- What the exercise asks -
Wherever a line below holds the word "quái", copy that line.

- Given data -
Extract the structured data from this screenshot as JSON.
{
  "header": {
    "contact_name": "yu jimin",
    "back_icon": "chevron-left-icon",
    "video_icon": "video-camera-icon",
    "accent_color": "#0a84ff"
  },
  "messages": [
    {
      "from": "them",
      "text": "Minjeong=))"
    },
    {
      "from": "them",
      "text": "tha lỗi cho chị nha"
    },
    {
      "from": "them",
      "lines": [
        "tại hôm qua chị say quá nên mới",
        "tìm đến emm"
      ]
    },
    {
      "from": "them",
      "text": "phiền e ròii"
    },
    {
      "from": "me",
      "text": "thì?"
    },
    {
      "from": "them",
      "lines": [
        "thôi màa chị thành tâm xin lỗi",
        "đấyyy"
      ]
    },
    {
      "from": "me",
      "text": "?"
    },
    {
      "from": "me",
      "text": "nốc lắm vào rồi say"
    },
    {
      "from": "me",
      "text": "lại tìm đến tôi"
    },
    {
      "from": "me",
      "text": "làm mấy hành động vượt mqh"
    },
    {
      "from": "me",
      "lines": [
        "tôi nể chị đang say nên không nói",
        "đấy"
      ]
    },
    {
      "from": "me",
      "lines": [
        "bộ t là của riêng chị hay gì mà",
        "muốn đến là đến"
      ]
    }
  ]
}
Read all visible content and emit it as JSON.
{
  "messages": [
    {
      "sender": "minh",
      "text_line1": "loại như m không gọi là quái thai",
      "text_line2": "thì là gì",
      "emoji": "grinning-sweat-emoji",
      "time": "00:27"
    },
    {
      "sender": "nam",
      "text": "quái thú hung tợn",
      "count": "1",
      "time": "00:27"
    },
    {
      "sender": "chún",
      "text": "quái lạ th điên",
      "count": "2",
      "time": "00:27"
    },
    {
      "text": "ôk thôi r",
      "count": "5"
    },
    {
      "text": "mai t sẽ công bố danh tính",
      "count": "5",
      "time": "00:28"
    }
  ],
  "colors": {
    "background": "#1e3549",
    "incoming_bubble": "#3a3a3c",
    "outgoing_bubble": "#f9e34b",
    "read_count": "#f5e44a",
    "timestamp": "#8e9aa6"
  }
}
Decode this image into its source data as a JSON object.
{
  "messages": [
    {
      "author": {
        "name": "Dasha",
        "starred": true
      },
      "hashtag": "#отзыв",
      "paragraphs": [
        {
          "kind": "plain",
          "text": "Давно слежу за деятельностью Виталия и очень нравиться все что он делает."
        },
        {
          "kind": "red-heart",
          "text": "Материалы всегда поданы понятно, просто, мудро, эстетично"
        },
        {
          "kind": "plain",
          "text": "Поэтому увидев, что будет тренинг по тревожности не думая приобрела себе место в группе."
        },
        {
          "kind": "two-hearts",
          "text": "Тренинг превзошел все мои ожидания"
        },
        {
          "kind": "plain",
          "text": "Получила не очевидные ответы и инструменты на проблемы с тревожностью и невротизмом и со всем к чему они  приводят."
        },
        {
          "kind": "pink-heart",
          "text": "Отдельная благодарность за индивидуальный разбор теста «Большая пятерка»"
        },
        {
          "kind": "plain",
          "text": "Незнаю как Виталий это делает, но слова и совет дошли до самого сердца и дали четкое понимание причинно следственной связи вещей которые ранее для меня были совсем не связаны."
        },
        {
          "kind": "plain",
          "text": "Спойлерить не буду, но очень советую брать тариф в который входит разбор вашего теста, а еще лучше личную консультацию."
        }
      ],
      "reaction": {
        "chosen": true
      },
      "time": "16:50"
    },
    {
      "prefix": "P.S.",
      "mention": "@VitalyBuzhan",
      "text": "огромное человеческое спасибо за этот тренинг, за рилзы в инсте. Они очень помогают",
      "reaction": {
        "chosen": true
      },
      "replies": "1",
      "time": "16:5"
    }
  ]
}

- Written solution -
      "text_line1": "loại như m không gọi là quái thai",
      "text": "quái thú hung tợn",
      "text": "quái lạ th điên",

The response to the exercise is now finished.